| What to do |
Could you give back every record below exactly, leaving out the pictures?

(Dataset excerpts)
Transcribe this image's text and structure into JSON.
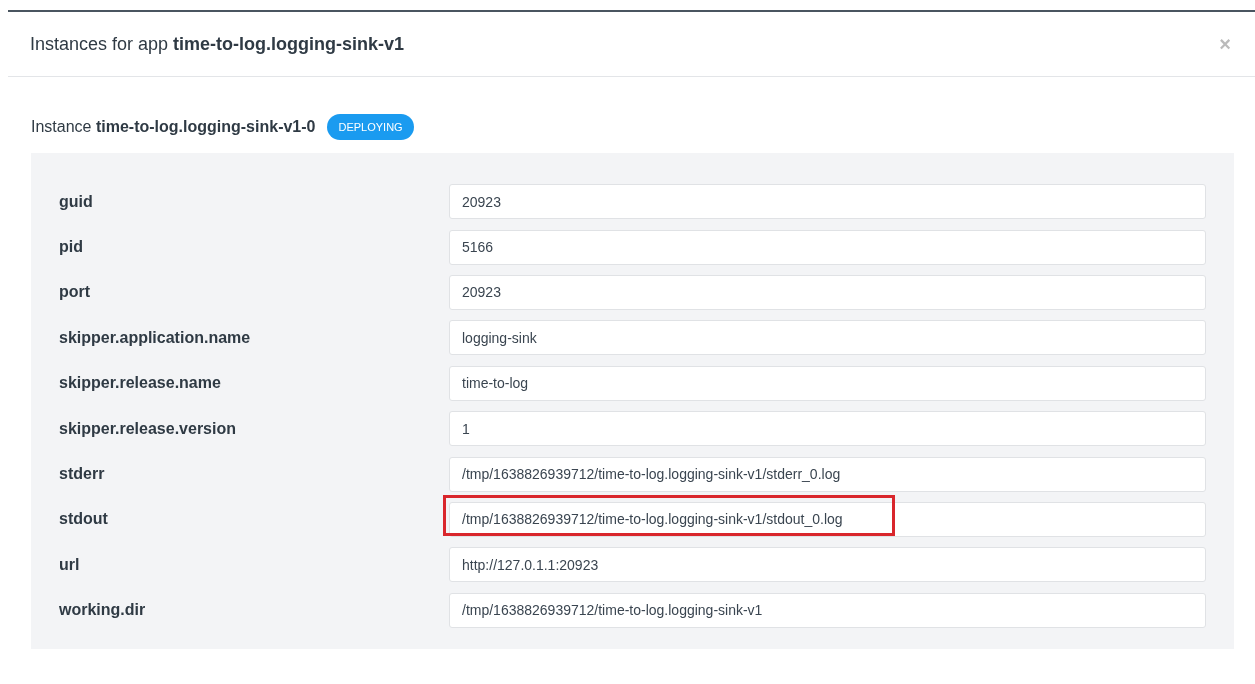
{
  "modal": {
    "title_prefix": "Instances for app",
    "title_app": "time-to-log.logging-sink-v1",
    "close": "×"
  },
  "instance": {
    "prefix": "Instance",
    "name": "time-to-log.logging-sink-v1-0",
    "status": "DEPLOYING"
  },
  "properties": [
    {
      "label": "guid",
      "value": "20923",
      "highlighted": false
    },
    {
      "label": "pid",
      "value": "5166",
      "highlighted": false
    },
    {
      "label": "port",
      "value": "20923",
      "highlighted": false
    },
    {
      "label": "skipper.application.name",
      "value": "logging-sink",
      "highlighted": false
    },
    {
      "label": "skipper.release.name",
      "value": "time-to-log",
      "highlighted": false
    },
    {
      "label": "skipper.release.version",
      "value": "1",
      "highlighted": false
    },
    {
      "label": "stderr",
      "value": "/tmp/1638826939712/time-to-log.logging-sink-v1/stderr_0.log",
      "highlighted": false
    },
    {
      "label": "stdout",
      "value": "/tmp/1638826939712/time-to-log.logging-sink-v1/stdout_0.log",
      "highlighted": true
    },
    {
      "label": "url",
      "value": "http://127.0.1.1:20923",
      "highlighted": false
    },
    {
      "label": "working.dir",
      "value": "/tmp/1638826939712/time-to-log.logging-sink-v1",
      "highlighted": false
    }
  ]
}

| Response area |
Transcribe this image's text and structure into JSON.
{
  "modal": {
    "title_prefix": "Instances for app",
    "title_app": "time-to-log.logging-sink-v1",
    "close": "×"
  },
  "instance": {
    "prefix": "Instance",
    "name": "time-to-log.logging-sink-v1-0",
    "status": "DEPLOYING"
  },
  "properties": [
    {
      "label": "guid",
      "value": "20923",
      "highlighted": false
    },
    {
      "label": "pid",
      "value": "5166",
      "highlighted": false
    },
    {
      "label": "port",
      "value": "20923",
      "highlighted": false
    },
    {
      "label": "skipper.application.name",
      "value": "logging-sink",
      "highlighted": false
    },
    {
      "label": "skipper.release.name",
      "value": "time-to-log",
      "highlighted": false
    },
    {
      "label": "skipper.release.version",
      "value": "1",
      "highlighted": false
    },
    {
      "label": "stderr",
      "value": "/tmp/1638826939712/time-to-log.logging-sink-v1/stderr_0.log",
      "highlighted": false
    },
    {
      "label": "stdout",
      "value": "/tmp/1638826939712/time-to-log.logging-sink-v1/stdout_0.log",
      "highlighted": true
    },
    {
      "label": "url",
      "value": "http://127.0.1.1:20923",
      "highlighted": false
    },
    {
      "label": "working.dir",
      "value": "/tmp/1638826939712/time-to-log.logging-sink-v1",
      "highlighted": false
    }
  ]
}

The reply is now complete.